_About this exercise_
Reproduce all of the data exactly.

━━ Record excerpts ━━

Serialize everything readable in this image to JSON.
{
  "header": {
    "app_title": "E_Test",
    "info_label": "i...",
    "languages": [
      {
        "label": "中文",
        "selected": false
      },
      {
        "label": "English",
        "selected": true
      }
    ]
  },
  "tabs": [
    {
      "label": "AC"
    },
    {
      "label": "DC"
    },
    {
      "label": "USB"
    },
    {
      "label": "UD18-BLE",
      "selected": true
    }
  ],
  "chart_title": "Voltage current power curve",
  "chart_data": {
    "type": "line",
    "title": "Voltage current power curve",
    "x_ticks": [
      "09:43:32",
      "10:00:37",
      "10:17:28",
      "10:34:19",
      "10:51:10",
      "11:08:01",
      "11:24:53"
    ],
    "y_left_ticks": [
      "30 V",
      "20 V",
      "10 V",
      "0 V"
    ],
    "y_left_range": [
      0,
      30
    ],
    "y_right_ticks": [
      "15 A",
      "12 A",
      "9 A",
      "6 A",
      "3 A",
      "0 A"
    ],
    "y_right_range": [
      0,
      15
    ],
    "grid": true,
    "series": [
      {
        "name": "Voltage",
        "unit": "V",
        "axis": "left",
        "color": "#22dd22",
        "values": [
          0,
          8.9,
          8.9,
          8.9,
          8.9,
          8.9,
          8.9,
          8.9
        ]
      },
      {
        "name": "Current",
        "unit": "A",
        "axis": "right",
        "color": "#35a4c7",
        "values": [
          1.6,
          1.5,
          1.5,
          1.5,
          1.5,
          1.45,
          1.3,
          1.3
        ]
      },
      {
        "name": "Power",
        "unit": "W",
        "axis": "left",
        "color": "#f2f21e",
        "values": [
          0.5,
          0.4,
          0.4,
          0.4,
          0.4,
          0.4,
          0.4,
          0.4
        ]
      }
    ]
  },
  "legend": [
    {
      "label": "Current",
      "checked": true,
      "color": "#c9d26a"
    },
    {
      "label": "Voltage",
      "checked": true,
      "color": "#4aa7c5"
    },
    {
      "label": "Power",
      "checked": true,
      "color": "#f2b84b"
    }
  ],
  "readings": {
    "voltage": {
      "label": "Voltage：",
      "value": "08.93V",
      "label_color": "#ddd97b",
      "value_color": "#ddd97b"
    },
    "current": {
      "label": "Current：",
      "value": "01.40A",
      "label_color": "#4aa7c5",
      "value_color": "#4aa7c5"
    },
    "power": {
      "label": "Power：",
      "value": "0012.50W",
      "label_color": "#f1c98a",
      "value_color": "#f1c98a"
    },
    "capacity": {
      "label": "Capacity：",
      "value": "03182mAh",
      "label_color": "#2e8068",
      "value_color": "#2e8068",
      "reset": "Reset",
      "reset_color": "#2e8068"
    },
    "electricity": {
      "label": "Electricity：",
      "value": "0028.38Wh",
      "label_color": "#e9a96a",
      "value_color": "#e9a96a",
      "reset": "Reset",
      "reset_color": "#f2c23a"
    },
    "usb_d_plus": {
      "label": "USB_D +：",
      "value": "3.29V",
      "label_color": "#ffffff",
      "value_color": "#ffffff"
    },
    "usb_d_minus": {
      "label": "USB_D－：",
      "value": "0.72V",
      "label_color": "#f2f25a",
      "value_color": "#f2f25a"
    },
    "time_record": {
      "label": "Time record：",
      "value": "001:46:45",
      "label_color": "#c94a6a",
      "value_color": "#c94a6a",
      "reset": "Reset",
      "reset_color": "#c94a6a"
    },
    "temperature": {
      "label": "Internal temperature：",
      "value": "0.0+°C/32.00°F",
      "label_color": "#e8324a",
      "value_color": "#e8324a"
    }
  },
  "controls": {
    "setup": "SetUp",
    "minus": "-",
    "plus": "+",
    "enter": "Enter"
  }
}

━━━

_Output_
Serialize everything readable in this image to JSON.
{
  "header": {
    "app_title": "E_Test",
    "info_label": "i...",
    "languages": [
      {
        "label": "中文",
        "selected": false
      },
      {
        "label": "English",
        "selected": true
      }
    ]
  },
  "tabs": [
    {
      "label": "AC"
    },
    {
      "label": "DC"
    },
    {
      "label": "USB"
    },
    {
      "label": "UD18-BLE",
      "selected": true
    }
  ],
  "chart_title": "Voltage current power curve",
  "chart_data": {
    "type": "line",
    "title": "Voltage current power curve",
    "x_ticks": [
      "09:43:32",
      "10:00:37",
      "10:17:28",
      "10:34:19",
      "10:51:10",
      "11:08:01",
      "11:24:53"
    ],
    "y_left_ticks": [
      "30 V",
      "20 V",
      "10 V",
      "0 V"
    ],
    "y_left_range": [
      0,
      30
    ],
    "y_right_ticks": [
      "15 A",
      "12 A",
      "9 A",
      "6 A",
      "3 A",
      "0 A"
    ],
    "y_right_range": [
      0,
      15
    ],
    "grid": true,
    "series": [
      {
        "name": "Voltage",
        "unit": "V",
        "axis": "left",
        "color": "#22dd22",
        "values": [
          0,
          8.9,
          8.9,
          8.9,
          8.9,
          8.9,
          8.9,
          8.9
        ]
      },
      {
        "name": "Current",
        "unit": "A",
        "axis": "right",
        "color": "#35a4c7",
        "values": [
          1.6,
          1.5,
          1.5,
          1.5,
          1.5,
          1.45,
          1.3,
          1.3
        ]
      },
      {
        "name": "Power",
        "unit": "W",
        "axis": "left",
        "color": "#f2f21e",
        "values": [
          0.5,
          0.4,
          0.4,
          0.4,
          0.4,
          0.4,
          0.4,
          0.4
        ]
      }
    ]
  },
  "legend": [
    {
      "label": "Current",
      "checked": true,
      "color": "#c9d26a"
    },
    {
      "label": "Voltage",
      "checked": true,
      "color": "#4aa7c5"
    },
    {
      "label": "Power",
      "checked": true,
      "color": "#f2b84b"
    }
  ],
  "readings": {
    "voltage": {
      "label": "Voltage：",
      "value": "08.93V",
      "label_color": "#ddd97b",
      "value_color": "#ddd97b"
    },
    "current": {
      "label": "Current：",
      "value": "01.40A",
      "label_color": "#4aa7c5",
      "value_color": "#4aa7c5"
    },
    "power": {
      "label": "Power：",
      "value": "0012.50W",
      "label_color": "#f1c98a",
      "value_color": "#f1c98a"
    },
    "capacity": {
      "label": "Capacity：",
      "value": "03182mAh",
      "label_color": "#2e8068",
      "value_color": "#2e8068",
      "reset": "Reset",
      "reset_color": "#2e8068"
    },
    "electricity": {
      "label": "Electricity：",
      "value": "0028.38Wh",
      "label_color": "#e9a96a",
      "value_color": "#e9a96a",
      "reset": "Reset",
      "reset_color": "#f2c23a"
    },
    "usb_d_plus": {
      "label": "USB_D +：",
      "value": "3.29V",
      "label_color": "#ffffff",
      "value_color": "#ffffff"
    },
    "usb_d_minus": {
      "label": "USB_D－：",
      "value": "0.72V",
      "label_color": "#f2f25a",
      "value_color": "#f2f25a"
    },
    "time_record": {
      "label": "Time record：",
      "value": "001:46:45",
      "label_color": "#c94a6a",
      "value_color": "#c94a6a",
      "reset": "Reset",
      "reset_color": "#c94a6a"
    },
    "temperature": {
      "label": "Internal temperature：",
      "value": "0.0+°C/32.00°F",
      "label_color": "#e8324a",
      "value_color": "#e8324a"
    }
  },
  "controls": {
    "setup": "SetUp",
    "minus": "-",
    "plus": "+",
    "enter": "Enter"
  }
}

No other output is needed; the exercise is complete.